In the author’s note Joyce writes:  ” Wherever we live, we find many people who are a bit “different” in one way of another.  These individuals, because of their differences, are often thought of as being less than those of us who consider ourselves “normal.”  They are often kept at a distance, not included in the everydayness of our lives – sharing laughter, and meals, bus rides and work, cozy couch time and a welcome night’s sleep.  Because they are not valued, their unseen strengths and gifts often go unrecognized, unexplored and undiscovered.”

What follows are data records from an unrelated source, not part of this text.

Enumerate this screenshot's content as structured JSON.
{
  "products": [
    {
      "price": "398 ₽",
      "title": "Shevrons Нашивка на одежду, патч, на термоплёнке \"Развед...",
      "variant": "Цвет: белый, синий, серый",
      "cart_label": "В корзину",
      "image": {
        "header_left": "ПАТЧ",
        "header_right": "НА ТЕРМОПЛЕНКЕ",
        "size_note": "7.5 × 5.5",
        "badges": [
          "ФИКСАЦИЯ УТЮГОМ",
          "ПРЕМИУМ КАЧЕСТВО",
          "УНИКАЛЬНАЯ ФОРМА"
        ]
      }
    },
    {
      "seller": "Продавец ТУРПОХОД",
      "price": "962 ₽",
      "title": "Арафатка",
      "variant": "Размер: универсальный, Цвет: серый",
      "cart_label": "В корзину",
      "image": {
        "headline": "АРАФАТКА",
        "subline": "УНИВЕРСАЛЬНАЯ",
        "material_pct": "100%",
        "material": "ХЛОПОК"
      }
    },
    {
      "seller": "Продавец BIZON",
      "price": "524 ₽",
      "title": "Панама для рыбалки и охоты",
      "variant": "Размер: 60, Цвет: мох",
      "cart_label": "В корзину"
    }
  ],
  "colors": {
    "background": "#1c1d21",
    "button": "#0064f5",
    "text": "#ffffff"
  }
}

These words are true for Myron Uhiberg’s story too.  Reading The Sound of Silence ~ Growing Up Hearing with Deaf Parents by Myron Uhlberg filled me with respect and wonder for him, and guilt and disappointment for me and the society I am a part of.  There is such incredible strength shared within these pages of this book.  Myron’s story of growing up in the 30’s and 40’s is sometimes funny and other times heartbreaking.  His first language was American Sign Language.  It was how he spoke at home.  No one outside the deaf community communicated with his parents, so Myron found himself in the middle, between the deaf world and the hearing world.  He was the translator during Teacher/Parent conferences.  He was the one who got help when his brother has a seizure.  He was also the one who heard how cruelly and disrespectfully his father is treated at his job. It is a burden to carry and yet he does it. 

These two books – true stories – shine a light on the changes that have been made for the disabled community in our country.  I don’t feel satisfied and I can’t help but wonder what more I can and should be doing so that even more voices can sing and all of our lives can be enriched by hearing those songs.

Here are some other books you might enjoy that connect to the theme of celebrating “difference.”





Research has shown that reading literary fiction helps develop empathy.  Readers walk beside the characters of tightly written stories growing our capacity to understand what others are thinking and feeling.  Reading helps you dream of possible futures.  These books can help us  grow our understanding so that, as Maya Angelou reminds us, we can “do the best we can until we know better.  Then when we know better, we can do better.” 

Let’s all be better.  If you have another title to add to this collection, please leave your suggestion in a comment,  Thanks.

Happy Reading! 📚